I believe that. But what if he determines he can’t win enough with the Pelicans? Will he choose them or a team he believes offers a better chance of on-court success. That, I don’t know.

The Pelicans should gain clarity next summer, when they can offer Davis a super-max extension that projects to be worth about $240 million over five years (about $48 million annually).

If he were to wait to leave in 2020 unrestricted free agency, Davis would have a projected max with another team of about $152 million over four years (about $38 million annually). Even if he got traded before then so he could re-sign with his new team in 2020, his projected max would still be “just” about $205 million over five years (about $41 million annually). He can get the super-max from only New Orleans.

If Davis is predisposed to stay with the Pelicans anyway, why wouldn’t he just take that monster offer next summer?

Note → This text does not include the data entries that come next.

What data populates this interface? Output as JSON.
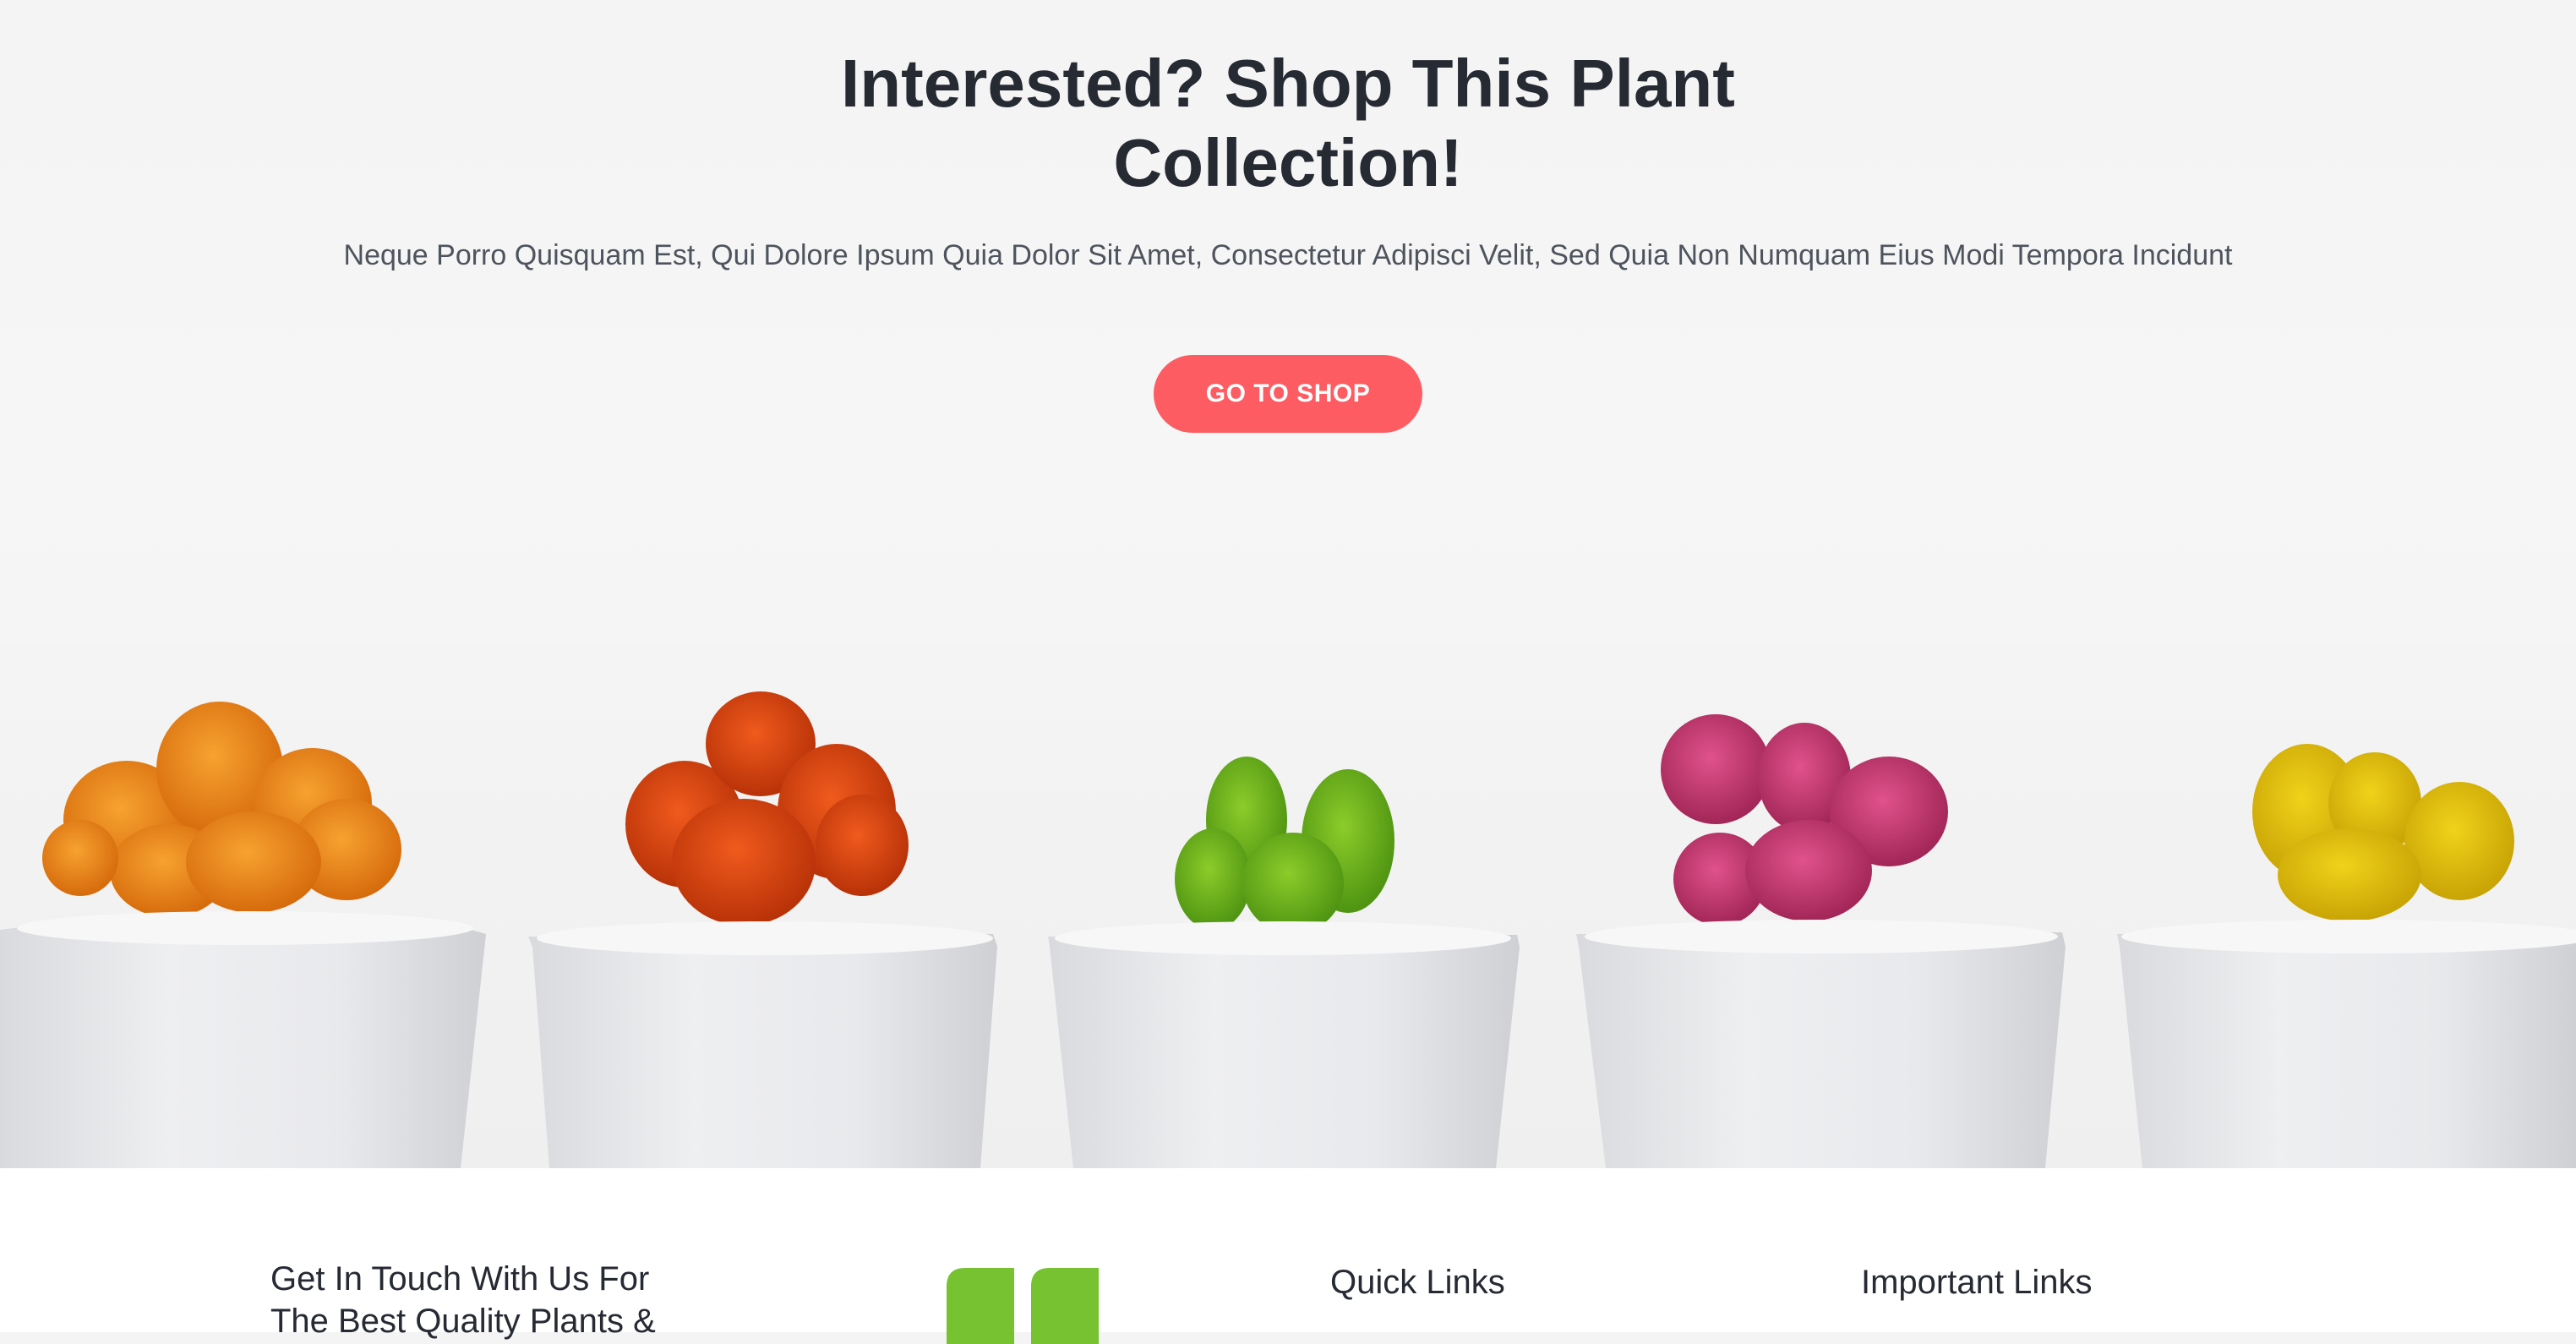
{
  "hero": {
    "title_line1": "Interested? Shop This Plant",
    "title_line2": "Collection!",
    "subtitle": "Neque Porro Quisquam Est, Qui Dolore Ipsum Quia Dolor Sit Amet, Consectetur Adipisci Velit, Sed Quia Non Numquam Eius Modi Tempora Incidunt",
    "cta_label": "GO TO SHOP"
  },
  "footer": {
    "touch_line1": "Get In Touch With Us For",
    "touch_line2": "The Best Quality Plants &",
    "quick_links_title": "Quick Links",
    "important_links_title": "Important Links"
  },
  "colors": {
    "accent": "#fd5c63",
    "heading": "#262a33",
    "brand_green": "#76c230"
  },
  "icons": {
    "logo": "leaf-logo-icon"
  }
}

Again, speculation centers on New Orleans’ underwhelming results since drafting him No. 1 overall in 2012. The Pelicans have tried to fast-track their ascension around Davis, repeatedly trading first-round picks. They haven’t won enough to justify that strategy, and it has resulted in a roster primed for disappointment going forward.

Jrue Holiday is nice. Nikola Mirotic is underrated. Julius Randle could take another step. Otherwise, New Orleans’ supporting cast doesn’t make a convincing case.

Of course, the Pelicans could exceed expectations. They sure did last year, winning 48 games and sweeping the third-seeded Trail Blazers even after DeMarcus Cousins‘ injury.

Davis is locked up for two more years. If he makes another All-NBA team next season, he’ll be eligible to re-sign for the supermax in 2020 no matter how he performs during the 2019-20 season. Next season is not necessarily a breaking point.

But it’ll be another data point in Davis’ ongoing assessment of New Orleans. That assessment will be guided by a new agent (maybe Rich Paul, who represents Lakers superstar LeBron James) – which only adds variability to the equation.

The stakes are high. The small-market Pelicans would likely fall into into irrelevance if they lose Davis, which is precisely why they won’t rush to move him. But if they’re going to lose Davis, they’re better off trading him while his value nears its peak so they can get assets that will help in a new era. Whichever team gets Davis will likely vault up the championship-contention ladder.

Eyes will be on Davis and New Orleans, searching for any sign of discord. That might not be fair considering all Davis has done to fit in with the Pelicans, but it’s also reality. The vultures are swarming.

It has been this way for years now. Davis and the Pelicans are used to it, and neither he nor the team has budged much from their stated plan of sticking together.

But the super-max-extension window is around the corner with only the upcoming season in between. It’ll be a big one for determining whether everything in New Orleans is still on track.